Reproduce the records below exactly; the images should not appear.

********************

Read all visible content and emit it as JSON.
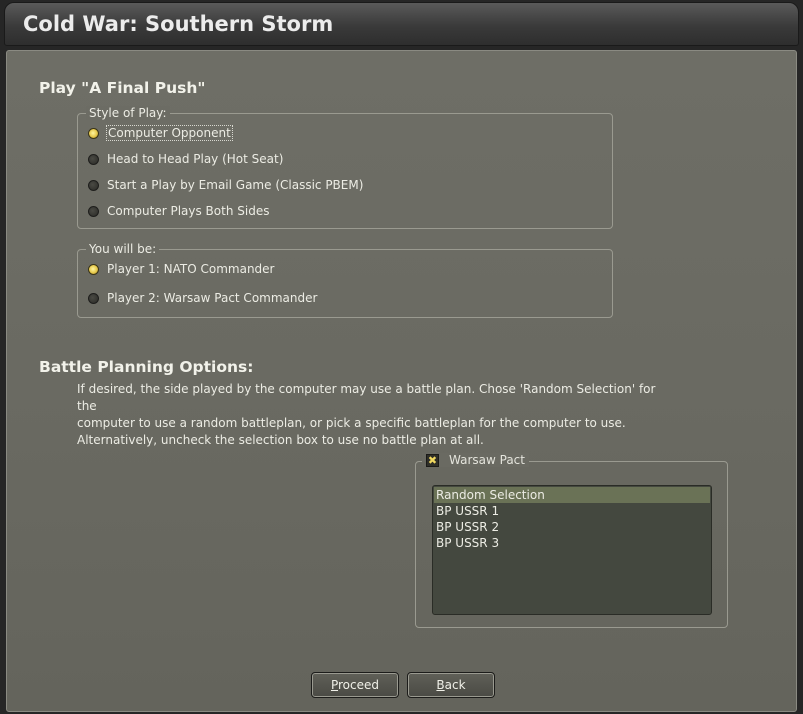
{
  "window": {
    "title": "Cold War: Southern Storm"
  },
  "play_section": {
    "heading": "Play \"A Final Push\""
  },
  "style_of_play": {
    "legend": "Style of Play:",
    "options": [
      {
        "label": "Computer Opponent",
        "selected": true
      },
      {
        "label": "Head to Head Play (Hot Seat)",
        "selected": false
      },
      {
        "label": "Start a Play by Email Game (Classic PBEM)",
        "selected": false
      },
      {
        "label": "Computer Plays Both Sides",
        "selected": false
      }
    ]
  },
  "you_will_be": {
    "legend": "You will be:",
    "options": [
      {
        "label": "Player 1: NATO Commander",
        "selected": true
      },
      {
        "label": "Player 2: Warsaw Pact Commander",
        "selected": false
      }
    ]
  },
  "battle_planning": {
    "heading": "Battle Planning Options:",
    "description": [
      "If desired, the side played by the computer may use a battle plan.  Chose 'Random Selection' for the",
      "computer to use a random battleplan, or pick a specific battleplan for the computer to use.",
      "Alternatively, uncheck the selection box to use no battle plan at all."
    ],
    "side": {
      "label": "Warsaw Pact",
      "checked": true
    },
    "plans": [
      {
        "label": "Random Selection",
        "selected": true
      },
      {
        "label": "BP USSR 1",
        "selected": false
      },
      {
        "label": "BP USSR 2",
        "selected": false
      },
      {
        "label": "BP USSR 3",
        "selected": false
      }
    ]
  },
  "buttons": {
    "proceed": {
      "accel": "P",
      "rest": "roceed"
    },
    "back": {
      "accel": "B",
      "rest": "ack"
    }
  },
  "colors": {
    "accent_selected": "#e6c84a",
    "list_selected": "#6a7256"
  }
}
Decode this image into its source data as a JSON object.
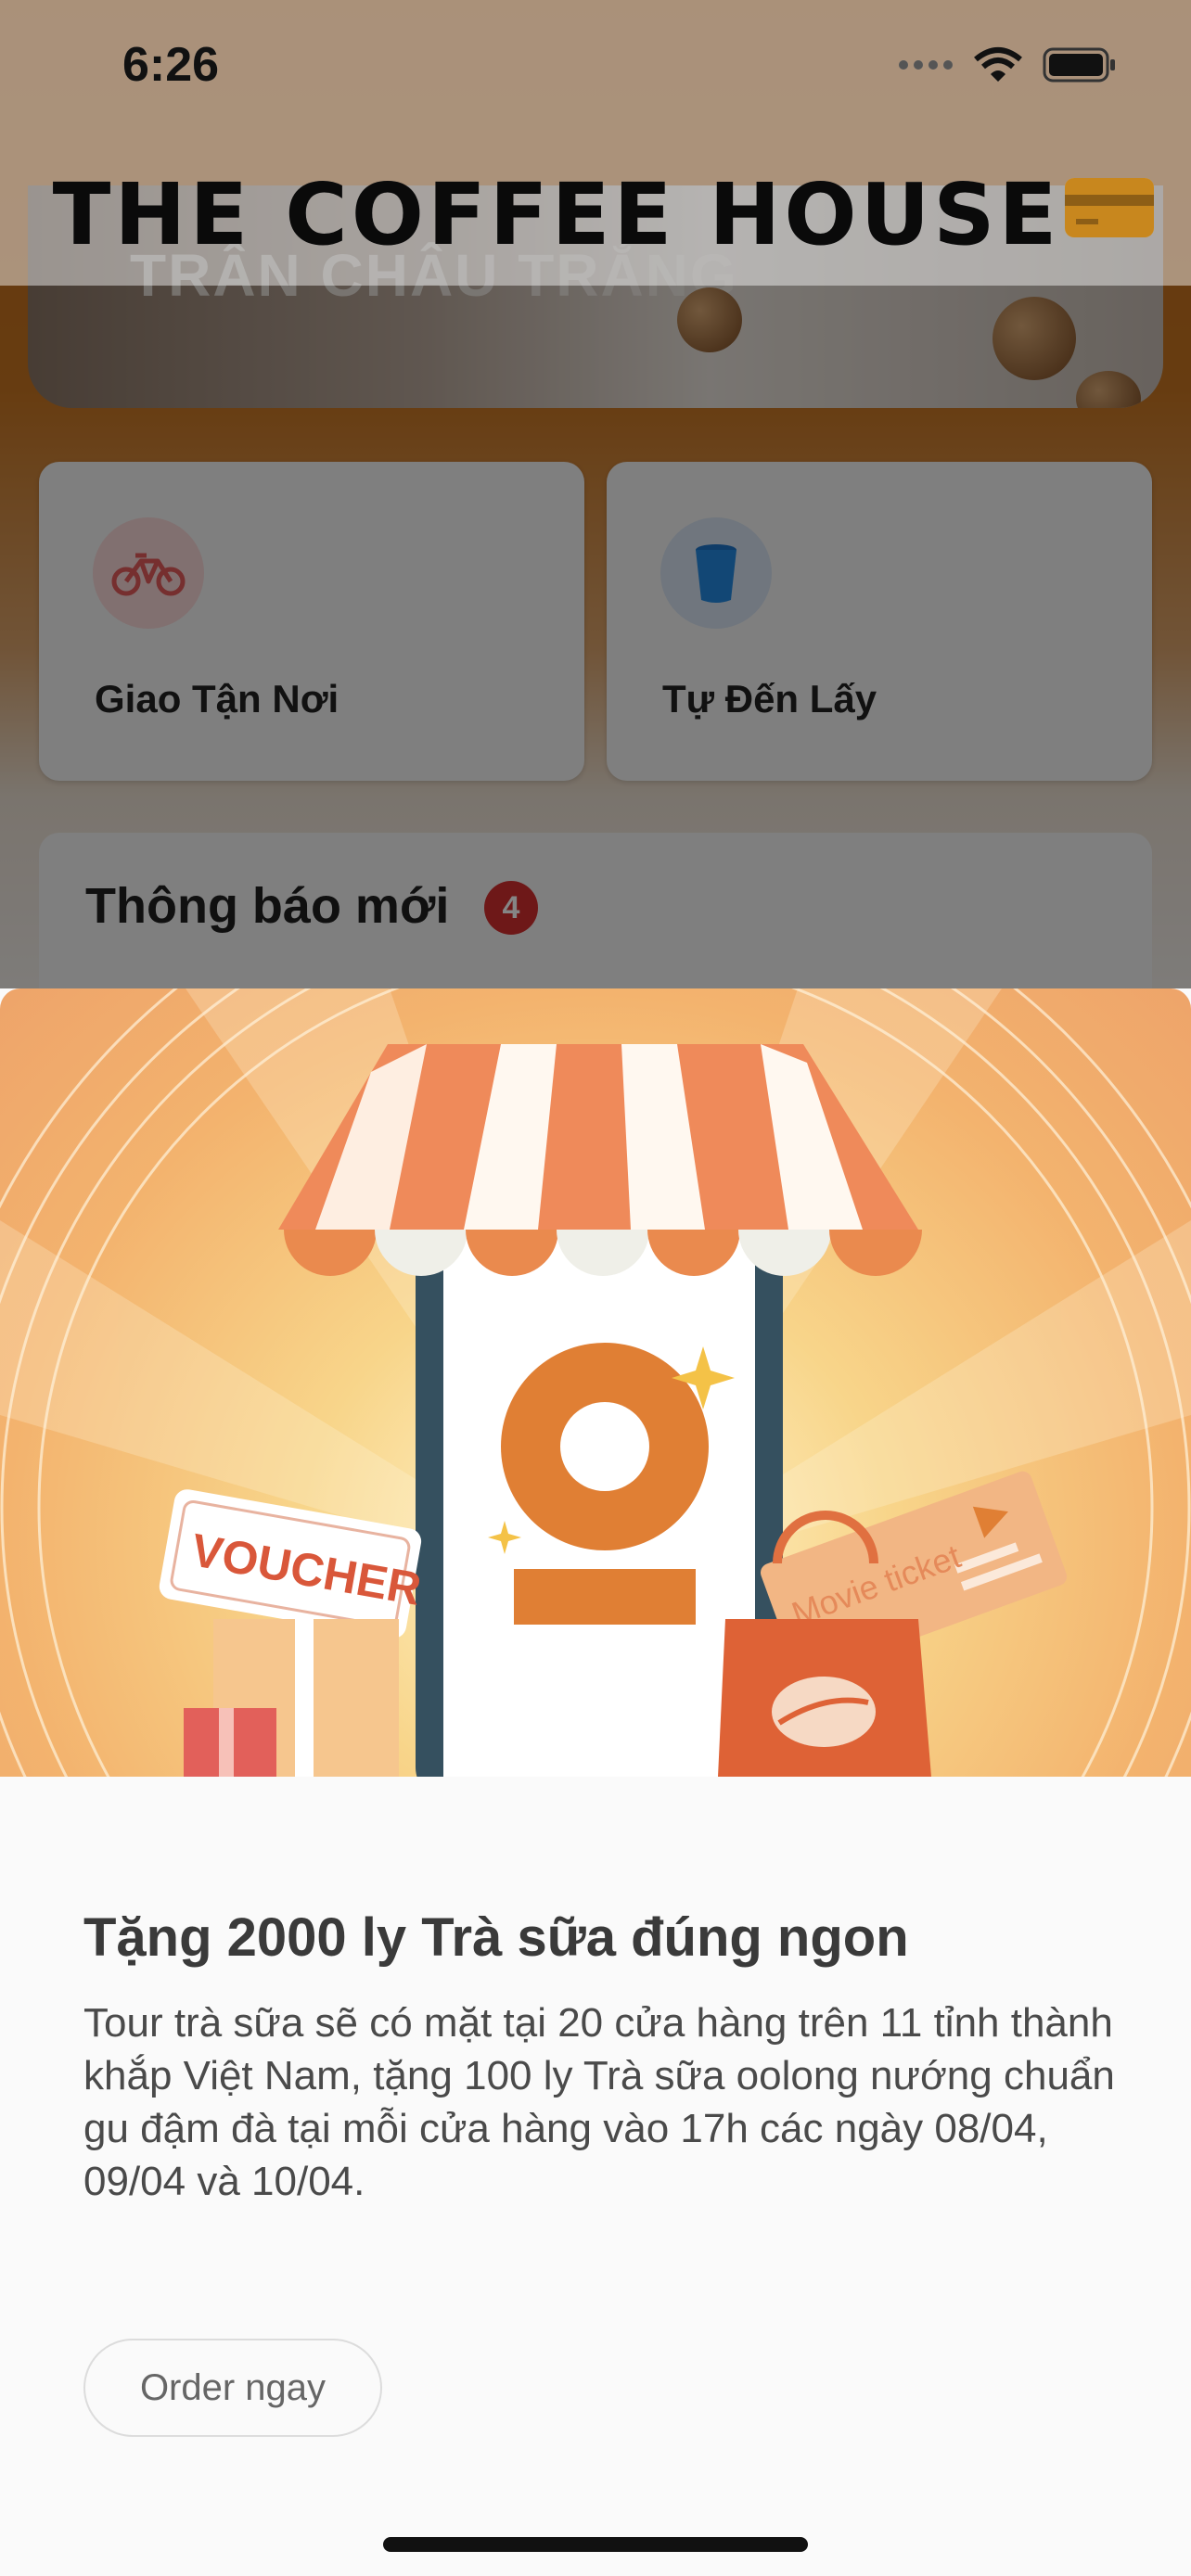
{
  "status_bar": {
    "time": "6:26"
  },
  "header": {
    "logo_text": "THE COFFEE HOUSE",
    "brand_color": "#c8871e"
  },
  "background": {
    "banner_text": "TRÂN CHÂU TRẮNG",
    "order_options": [
      {
        "label": "Giao Tận Nơi",
        "icon": "bicycle-icon"
      },
      {
        "label": "Tự Đến Lấy",
        "icon": "cup-icon"
      }
    ],
    "notifications": {
      "title": "Thông báo mới",
      "count": "4"
    }
  },
  "promo": {
    "image_texts": {
      "voucher": "VOUCHER",
      "ticket": "Movie ticket"
    },
    "title": "Tặng 2000 ly Trà sữa đúng ngon",
    "description": "Tour trà sữa sẽ có mặt tại 20 cửa hàng trên 11 tỉnh thành khắp Việt Nam, tặng 100 ly Trà sữa oolong nướng chuẩn gu đậm đà tại mỗi cửa hàng vào 17h các ngày 08/04, 09/04 và 10/04.",
    "cta_label": "Order ngay"
  }
}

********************

*Written reply:*
Read all visible content and emit it as JSON.
{
  "window": {
    "title": "Cold War: Southern Storm"
  },
  "play_section": {
    "heading": "Play \"A Final Push\""
  },
  "style_of_play": {
    "legend": "Style of Play:",
    "options": [
      {
        "label": "Computer Opponent",
        "selected": true
      },
      {
        "label": "Head to Head Play (Hot Seat)",
        "selected": false
      },
      {
        "label": "Start a Play by Email Game (Classic PBEM)",
        "selected": false
      },
      {
        "label": "Computer Plays Both Sides",
        "selected": false
      }
    ]
  },
  "you_will_be": {
    "legend": "You will be:",
    "options": [
      {
        "label": "Player 1: NATO Commander",
        "selected": true
      },
      {
        "label": "Player 2: Warsaw Pact Commander",
        "selected": false
      }
    ]
  },
  "battle_planning": {
    "heading": "Battle Planning Options:",
    "description": [
      "If desired, the side played by the computer may use a battle plan.  Chose 'Random Selection' for the",
      "computer to use a random battleplan, or pick a specific battleplan for the computer to use.",
      "Alternatively, uncheck the selection box to use no battle plan at all."
    ],
    "side": {
      "label": "Warsaw Pact",
      "checked": true
    },
    "plans": [
      {
        "label": "Random Selection",
        "selected": true
      },
      {
        "label": "BP USSR 1",
        "selected": false
      },
      {
        "label": "BP USSR 2",
        "selected": false
      },
      {
        "label": "BP USSR 3",
        "selected": false
      }
    ]
  },
  "buttons": {
    "proceed": {
      "accel": "P",
      "rest": "roceed"
    },
    "back": {
      "accel": "B",
      "rest": "ack"
    }
  },
  "colors": {
    "accent_selected": "#e6c84a",
    "list_selected": "#6a7256"
  }
}
Decode this image into its source data as a JSON object.
{
  "status_bar": {
    "time": "6:26"
  },
  "header": {
    "logo_text": "THE COFFEE HOUSE",
    "brand_color": "#c8871e"
  },
  "background": {
    "banner_text": "TRÂN CHÂU TRẮNG",
    "order_options": [
      {
        "label": "Giao Tận Nơi",
        "icon": "bicycle-icon"
      },
      {
        "label": "Tự Đến Lấy",
        "icon": "cup-icon"
      }
    ],
    "notifications": {
      "title": "Thông báo mới",
      "count": "4"
    }
  },
  "promo": {
    "image_texts": {
      "voucher": "VOUCHER",
      "ticket": "Movie ticket"
    },
    "title": "Tặng 2000 ly Trà sữa đúng ngon",
    "description": "Tour trà sữa sẽ có mặt tại 20 cửa hàng trên 11 tỉnh thành khắp Việt Nam, tặng 100 ly Trà sữa oolong nướng chuẩn gu đậm đà tại mỗi cửa hàng vào 17h các ngày 08/04, 09/04 và 10/04.",
    "cta_label": "Order ngay"
  }
}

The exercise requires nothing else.